Locate every line below that contains the word "JSON" and copy it.

=== Section Start ===

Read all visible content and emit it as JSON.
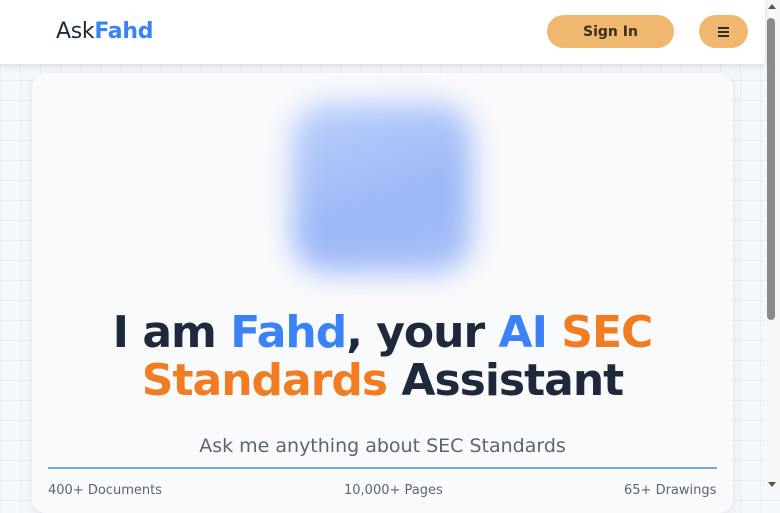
{
  "header": {
    "logo_part1": "Ask",
    "logo_part2": "Fahd",
    "signin_label": "Sign In",
    "menu_icon": "hamburger-icon"
  },
  "hero": {
    "headline": {
      "p1": "I am ",
      "p2": "Fahd",
      "p3": ", your ",
      "p4": "AI",
      "p5": "SEC",
      "p6": "Standards",
      "p7": " Assistant"
    },
    "subtitle": "Ask me anything about SEC Standards",
    "stats": [
      "400+ Documents",
      "10,000+ Pages",
      "65+ Drawings"
    ]
  },
  "colors": {
    "accent_blue": "#3b82f6",
    "accent_orange": "#f17c22",
    "button_bg": "#f0b86e"
  }
}
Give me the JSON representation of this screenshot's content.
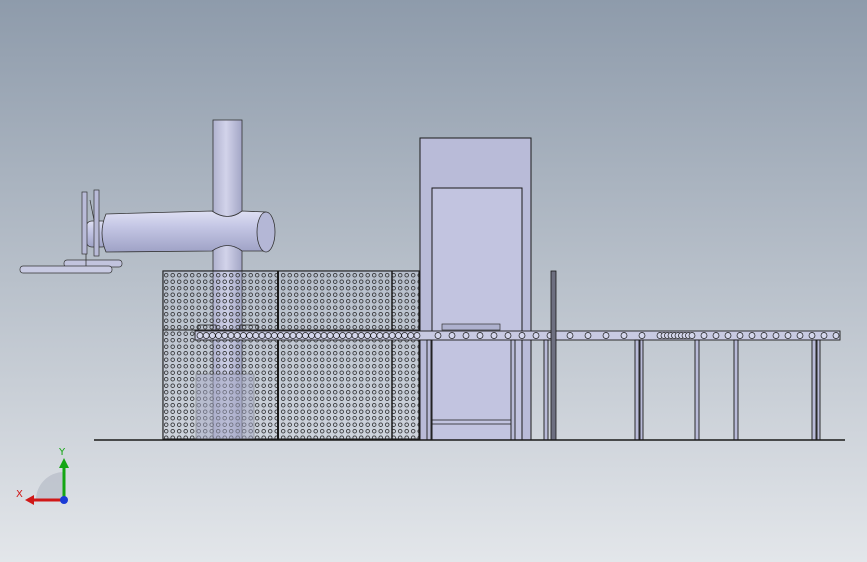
{
  "viewport": {
    "background_top": "#8e9bab",
    "background_bottom": "#e3e6ea",
    "line_color": "#1a1a1a",
    "part_fill": "#b9bbd8"
  },
  "triad": {
    "x_label": "X",
    "y_label": "Y",
    "x_color": "#d01818",
    "y_color": "#14a614",
    "z_color": "#1a3bd6"
  }
}
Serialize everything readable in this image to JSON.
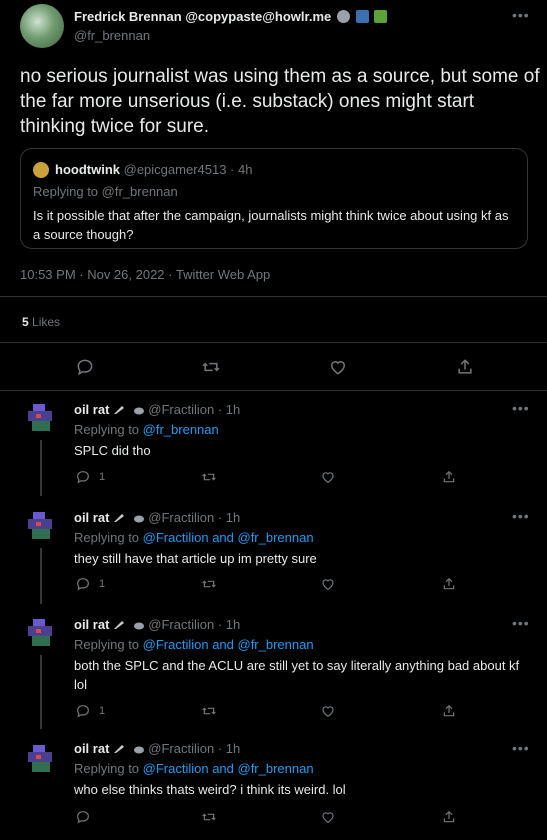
{
  "main_tweet": {
    "name": "Fredrick Brennan @copypaste@howlr.me",
    "handle": "@fr_brennan",
    "text": "no serious journalist was using them as a source, but some of the far more unserious (i.e. substack) ones might start thinking twice for sure.",
    "quote": {
      "name": "hoodtwink",
      "handle_time": "@epicgamer4513 · 4h",
      "replying_prefix": "Replying to ",
      "replying_to": "@fr_brennan",
      "text": "Is it possible that after the campaign, journalists might think twice about using kf as a source though?"
    },
    "timestamp": "10:53 PM · Nov 26, 2022 · Twitter Web App",
    "likes_count": "5",
    "likes_label": "Likes"
  },
  "replies": [
    {
      "name": "oil rat",
      "handle_time": "@Fractilion · 1h",
      "replying_prefix": "Replying to ",
      "replying_to": "@fr_brennan",
      "text": "SPLC did tho",
      "reply_count": "1"
    },
    {
      "name": "oil rat",
      "handle_time": "@Fractilion · 1h",
      "replying_prefix": "Replying to ",
      "replying_to": "@Fractilion and @fr_brennan",
      "text": "they still have that article up im pretty sure",
      "reply_count": "1"
    },
    {
      "name": "oil rat",
      "handle_time": "@Fractilion · 1h",
      "replying_prefix": "Replying to ",
      "replying_to": "@Fractilion and @fr_brennan",
      "text": "both the SPLC and the ACLU are still yet to say literally anything bad about kf lol",
      "reply_count": "1"
    },
    {
      "name": "oil rat",
      "handle_time": "@Fractilion · 1h",
      "replying_prefix": "Replying to ",
      "replying_to": "@Fractilion and @fr_brennan",
      "text": "who else thinks thats weird? i think its weird. lol",
      "reply_count": ""
    }
  ],
  "colors": {
    "background": "#000000",
    "text": "#e7e9ea",
    "muted": "#71767b",
    "link": "#1d9bf0",
    "divider": "#2f3336"
  },
  "icons": [
    "more-icon",
    "reply-icon",
    "retweet-icon",
    "like-icon",
    "share-icon"
  ]
}
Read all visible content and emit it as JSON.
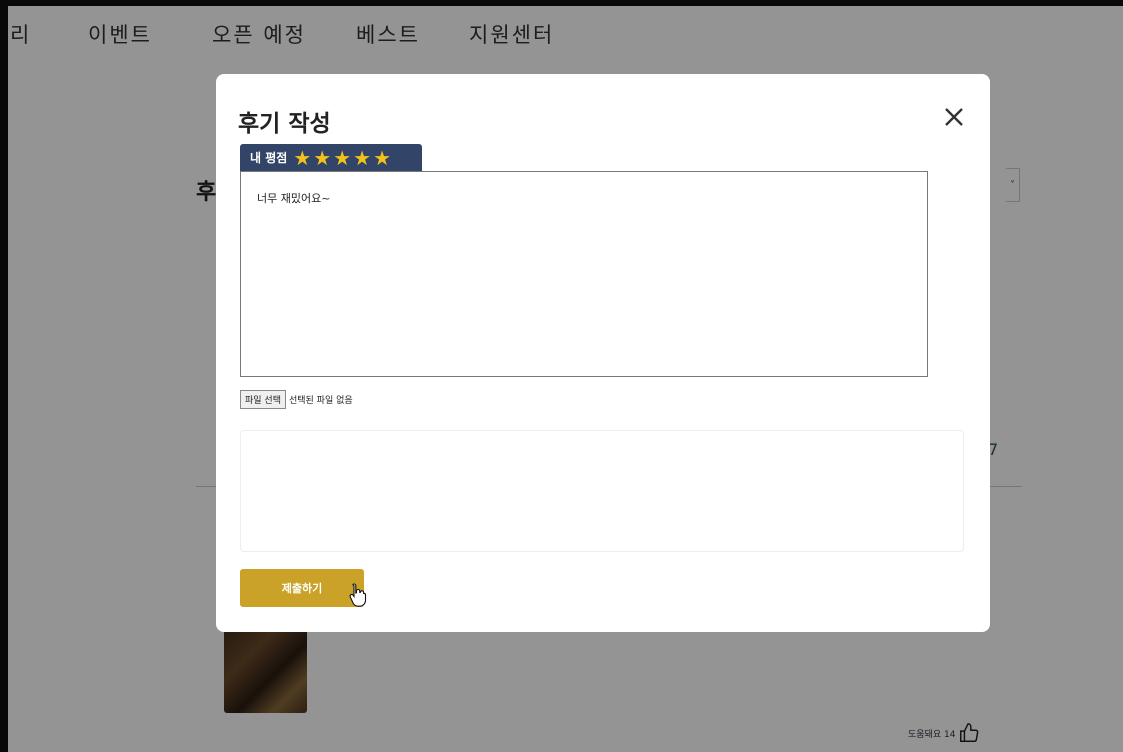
{
  "nav": {
    "items": [
      "리",
      "이벤트",
      "오픈 예정",
      "베스트",
      "지원센터"
    ]
  },
  "background": {
    "heading_fragment": "후",
    "helpful_label": "도움돼요 14",
    "select_chevron": "˅",
    "partial_mark": "7"
  },
  "modal": {
    "title": "후기 작성",
    "close_icon": "close-icon",
    "rating_label": "내 평점",
    "rating": 5,
    "rating_max": 5,
    "stars": [
      "★",
      "★",
      "★",
      "★",
      "★"
    ],
    "review_text": "너무 재밌어요~",
    "file_button": "파일 선택",
    "file_status": "선택된 파일 없음",
    "submit_label": "제출하기"
  },
  "colors": {
    "rating_tab": "#324467",
    "star": "#f3c21a",
    "submit": "#c9a227"
  }
}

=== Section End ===

■ **WRITTEN SOLUTION**
Read all visible content and emit it as JSON.
Give me the JSON representation of this screenshot's content.
Serialize everything readable in this image to JSON.
Read all visible content and emit it as JSON.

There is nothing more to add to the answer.